  1. If you’re used to a modern phone, the refresh feels a tiny bit slow. And I really don’t like how if you turn a page in white mode it flashes to night mode as a way of indicating a page turn. (If you’re in night mode, it instead flashes to white.) There are way prettier page animations in my opinion. Again, this is just aesthetics. This doesn’t matter to everyone, and after you’ve been reading a while you forget how page turns on your phone apps is faster. (Guess I’m comparing the speed and aesthetics to reading books via BorrowBox on a fairly new iPhone.)
  2. My naturally greasy fingers immediately made marks all over the black plastic. I am not using a cover, is why. I really don’t want to commit a crime, ever. Detectives would easily find my entire perfectly preserved ten finger prints by picking up my Kobo handling it delicately with a white hanky. (That’s what they do on TV, isn’t it?) I forget how iPhones are oleophobic and thereby avoid this issue somewhat. No matter. I’ll be giving my Kobo a regular wipe with the old rubbing alcohol. (The phone could probably use it, too.)
  3. I’ve had a few issues with a complete freeze or black-out when I shift reading position and try to reorient the page. Not sure what that’s about.


That’s about it, really! I’m happy with this purchase. My eyes are happier, my wallet is about to get a bit happier and I’m planning a cull of my bookshelves, because I really don’t think I’ll be walking all the way over to the other side of the room to locate classics in bound form when I can download free ePubs from Project Gutenberg.

I haven’t set foot in an actual library in years, but shout-out to libraries and librarians everywhere. You know we’re still reading, even though we’re ghosts!

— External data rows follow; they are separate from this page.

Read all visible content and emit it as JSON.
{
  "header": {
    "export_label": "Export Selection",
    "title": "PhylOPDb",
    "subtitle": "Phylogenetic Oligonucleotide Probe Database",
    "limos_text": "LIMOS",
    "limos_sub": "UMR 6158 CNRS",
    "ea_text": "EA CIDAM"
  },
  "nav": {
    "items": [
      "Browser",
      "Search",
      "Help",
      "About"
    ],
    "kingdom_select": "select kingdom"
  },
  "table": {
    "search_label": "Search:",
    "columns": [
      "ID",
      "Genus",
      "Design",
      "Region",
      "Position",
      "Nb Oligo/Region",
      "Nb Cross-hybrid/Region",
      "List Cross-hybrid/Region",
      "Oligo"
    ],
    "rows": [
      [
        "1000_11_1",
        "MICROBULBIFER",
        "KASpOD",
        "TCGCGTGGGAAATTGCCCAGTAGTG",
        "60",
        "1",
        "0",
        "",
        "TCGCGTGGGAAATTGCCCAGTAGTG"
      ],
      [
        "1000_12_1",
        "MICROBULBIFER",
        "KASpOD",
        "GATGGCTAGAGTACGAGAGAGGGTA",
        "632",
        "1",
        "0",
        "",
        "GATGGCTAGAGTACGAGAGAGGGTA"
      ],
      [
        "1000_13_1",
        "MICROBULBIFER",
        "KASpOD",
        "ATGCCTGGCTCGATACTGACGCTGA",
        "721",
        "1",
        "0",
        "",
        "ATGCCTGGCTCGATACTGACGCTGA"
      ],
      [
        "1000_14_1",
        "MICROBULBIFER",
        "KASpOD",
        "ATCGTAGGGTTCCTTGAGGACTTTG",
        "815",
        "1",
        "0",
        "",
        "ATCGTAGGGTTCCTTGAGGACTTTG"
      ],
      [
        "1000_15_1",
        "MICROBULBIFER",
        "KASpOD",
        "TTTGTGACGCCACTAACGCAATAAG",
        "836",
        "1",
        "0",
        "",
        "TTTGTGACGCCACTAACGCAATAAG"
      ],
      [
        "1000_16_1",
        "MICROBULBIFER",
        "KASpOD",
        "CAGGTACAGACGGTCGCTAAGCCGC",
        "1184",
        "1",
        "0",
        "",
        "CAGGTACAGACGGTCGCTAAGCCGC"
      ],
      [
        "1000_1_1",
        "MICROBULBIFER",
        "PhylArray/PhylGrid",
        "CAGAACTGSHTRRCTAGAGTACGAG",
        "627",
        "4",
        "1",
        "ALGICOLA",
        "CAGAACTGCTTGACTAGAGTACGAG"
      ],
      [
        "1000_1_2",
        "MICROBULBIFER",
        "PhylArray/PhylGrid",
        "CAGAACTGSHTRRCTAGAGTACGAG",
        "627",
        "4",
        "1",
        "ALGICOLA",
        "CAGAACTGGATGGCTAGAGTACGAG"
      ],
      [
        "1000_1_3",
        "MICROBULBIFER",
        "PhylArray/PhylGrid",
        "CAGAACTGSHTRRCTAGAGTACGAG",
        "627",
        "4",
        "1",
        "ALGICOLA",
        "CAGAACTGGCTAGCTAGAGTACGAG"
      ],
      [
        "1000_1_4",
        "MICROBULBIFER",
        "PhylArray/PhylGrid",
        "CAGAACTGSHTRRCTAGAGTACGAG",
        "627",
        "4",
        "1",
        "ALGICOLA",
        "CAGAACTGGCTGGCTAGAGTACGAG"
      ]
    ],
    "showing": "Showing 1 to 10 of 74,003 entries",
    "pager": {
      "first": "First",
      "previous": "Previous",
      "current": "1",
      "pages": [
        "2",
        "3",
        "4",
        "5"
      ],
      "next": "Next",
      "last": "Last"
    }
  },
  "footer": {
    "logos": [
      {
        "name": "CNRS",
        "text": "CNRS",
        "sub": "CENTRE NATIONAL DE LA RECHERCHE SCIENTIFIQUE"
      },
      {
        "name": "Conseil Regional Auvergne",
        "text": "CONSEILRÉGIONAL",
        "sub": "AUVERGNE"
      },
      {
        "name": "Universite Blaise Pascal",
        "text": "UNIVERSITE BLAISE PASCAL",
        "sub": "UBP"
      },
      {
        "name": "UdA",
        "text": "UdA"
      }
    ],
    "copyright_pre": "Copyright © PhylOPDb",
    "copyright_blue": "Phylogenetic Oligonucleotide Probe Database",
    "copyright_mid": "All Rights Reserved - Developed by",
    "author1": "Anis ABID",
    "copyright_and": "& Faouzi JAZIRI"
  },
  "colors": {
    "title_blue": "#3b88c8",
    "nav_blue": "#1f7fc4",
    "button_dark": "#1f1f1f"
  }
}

Header painting: ‘Vilma Reading on a Sofa by Polish artist Tavik Frantisek Simon (1887-1942).